[DIRECTIONS]
Spot each line in the data below containing "adipiscing" and copy it.

[RECORDS SUPPLIED]
#####

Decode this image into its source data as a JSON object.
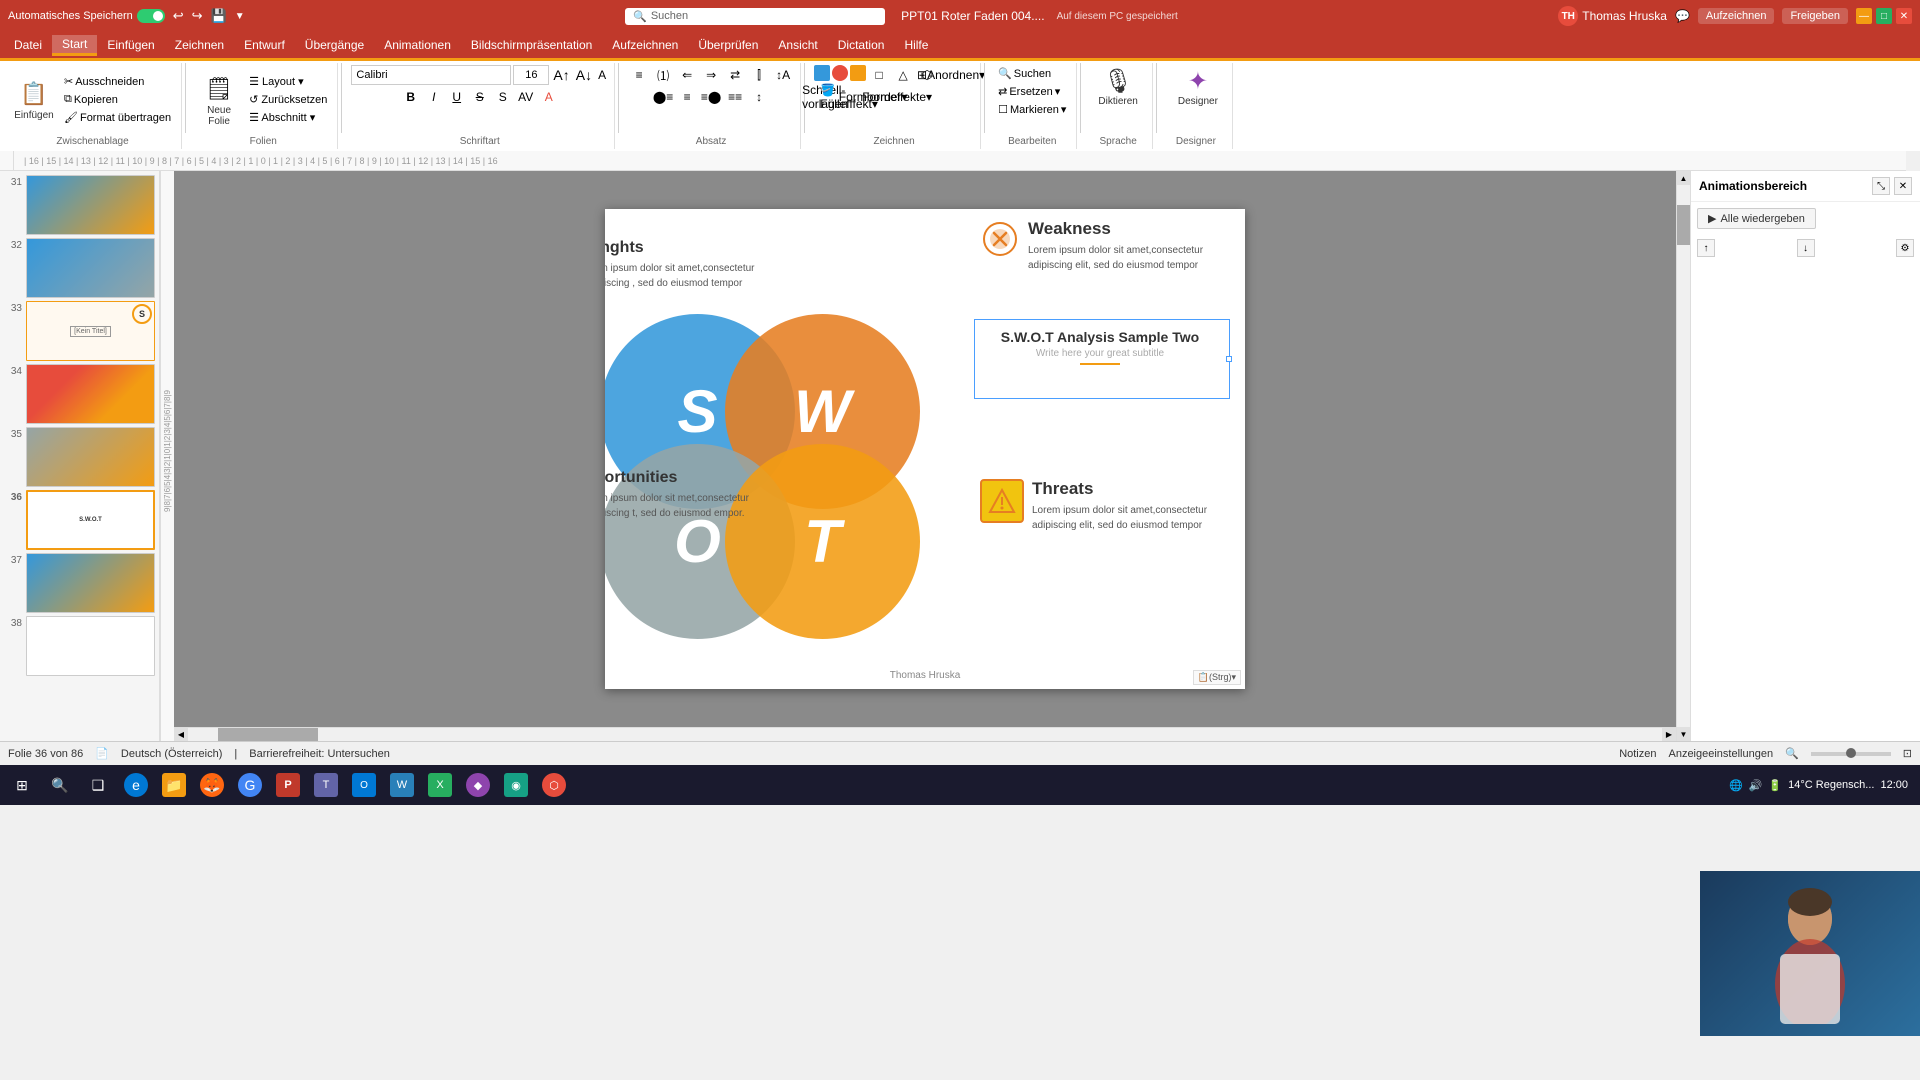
{
  "titlebar": {
    "autosave_label": "Automatisches Speichern",
    "filename": "PPT01 Roter Faden 004....",
    "save_location": "Auf diesem PC gespeichert",
    "search_placeholder": "Suchen",
    "user_name": "Thomas Hruska",
    "user_initials": "TH",
    "record_label": "Aufzeichnen",
    "share_label": "Freigeben",
    "window_icons": {
      "minimize": "—",
      "maximize": "□",
      "close": "✕"
    }
  },
  "menubar": {
    "items": [
      "Datei",
      "Start",
      "Einfügen",
      "Zeichnen",
      "Entwurf",
      "Übergänge",
      "Animationen",
      "Bildschirmpräsentation",
      "Aufzeichnen",
      "Überprüfen",
      "Ansicht",
      "Dictation",
      "Hilfe"
    ]
  },
  "ribbon": {
    "groups": {
      "clipboard": {
        "label": "Zwischenablage",
        "buttons": [
          "Einfügen",
          "Ausschneiden",
          "Kopieren",
          "Format übertragen"
        ]
      },
      "slides": {
        "label": "Folien",
        "buttons": [
          "Neue Folie",
          "Layout",
          "Zurücksetzen",
          "Abschnitt"
        ]
      },
      "font": {
        "label": "Schriftart",
        "size": "16"
      },
      "paragraph": {
        "label": "Absatz"
      },
      "drawing": {
        "label": "Zeichnen"
      },
      "editing": {
        "label": "Bearbeiten",
        "buttons": [
          "Suchen",
          "Ersetzen",
          "Markieren"
        ]
      },
      "voice": {
        "label": "Sprache",
        "diktieren_label": "Diktieren"
      },
      "designer": {
        "label": "Designer",
        "label2": "Designer"
      }
    }
  },
  "slides_panel": {
    "slides": [
      {
        "num": "31",
        "active": false,
        "starred": false
      },
      {
        "num": "32",
        "active": false,
        "starred": true
      },
      {
        "num": "33",
        "active": false,
        "starred": false,
        "has_kein": true
      },
      {
        "num": "34",
        "active": false,
        "starred": false
      },
      {
        "num": "35",
        "active": false,
        "starred": true
      },
      {
        "num": "36",
        "active": true,
        "starred": false
      },
      {
        "num": "37",
        "active": false,
        "starred": false
      },
      {
        "num": "38",
        "active": false,
        "starred": false
      }
    ]
  },
  "slide_content": {
    "title": "S.W.O.T Analysis Sample Two",
    "subtitle": "Write here your great subtitle",
    "circles": [
      "S",
      "W",
      "O",
      "T"
    ],
    "weakness": {
      "heading": "Weakness",
      "text": "Lorem ipsum dolor sit amet,consectetur adipiscing elit, sed do eiusmod tempor"
    },
    "threats": {
      "heading": "Threats",
      "text": "Lorem ipsum dolor sit amet,consectetur adipiscing elit, sed do eiusmod tempor"
    },
    "strengths": {
      "heading": "renghts",
      "text": "orem ipsum dolor sit amet,consectetur adipiscing , sed do eiusmod tempor"
    },
    "opportunities": {
      "heading": "pportunities",
      "text": "orem ipsum dolor sit met,consectetur adipiscing t, sed do eiusmod empor."
    },
    "footer": "Thomas Hruska",
    "ctrl_paste": "(Strg)"
  },
  "animation_panel": {
    "title": "Animationsbereich",
    "play_btn": "Alle wiedergeben"
  },
  "statusbar": {
    "slide_info": "Folie 36 von 86",
    "language": "Deutsch (Österreich)",
    "accessibility": "Barrierefreiheit: Untersuchen",
    "right_items": [
      "Notizen",
      "Anzeigeeinstellungen"
    ]
  },
  "taskbar": {
    "items": [
      {
        "name": "windows-icon",
        "symbol": "⊞"
      },
      {
        "name": "search-taskbar",
        "symbol": "🔍"
      },
      {
        "name": "task-view",
        "symbol": "❑"
      },
      {
        "name": "edge-browser",
        "symbol": "🌐"
      },
      {
        "name": "explorer",
        "symbol": "📁"
      },
      {
        "name": "firefox",
        "symbol": "🦊"
      },
      {
        "name": "chrome",
        "symbol": "●"
      },
      {
        "name": "teams",
        "symbol": "T"
      },
      {
        "name": "todo",
        "symbol": "✓"
      },
      {
        "name": "powerpoint",
        "symbol": "P"
      },
      {
        "name": "app1",
        "symbol": "◆"
      },
      {
        "name": "app2",
        "symbol": "■"
      },
      {
        "name": "app3",
        "symbol": "▲"
      },
      {
        "name": "app4",
        "symbol": "●"
      },
      {
        "name": "app5",
        "symbol": "◉"
      },
      {
        "name": "app6",
        "symbol": "⬟"
      },
      {
        "name": "app7",
        "symbol": "⬡"
      },
      {
        "name": "app8",
        "symbol": "⊕"
      },
      {
        "name": "app9",
        "symbol": "⊗"
      }
    ],
    "system_tray": {
      "temp": "14°C Regensch...",
      "time": "12:00"
    }
  }
}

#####

[EXPECTED OUTPUT]
      "text": "Lorem ipsum dolor sit amet,consectetur adipiscing elit, sed do eiusmod tempor"
      "text": "Lorem ipsum dolor sit amet,consectetur adipiscing elit, sed do eiusmod tempor"
      "text": "orem ipsum dolor sit amet,consectetur adipiscing , sed do eiusmod tempor"
      "text": "orem ipsum dolor sit met,consectetur adipiscing t, sed do eiusmod empor."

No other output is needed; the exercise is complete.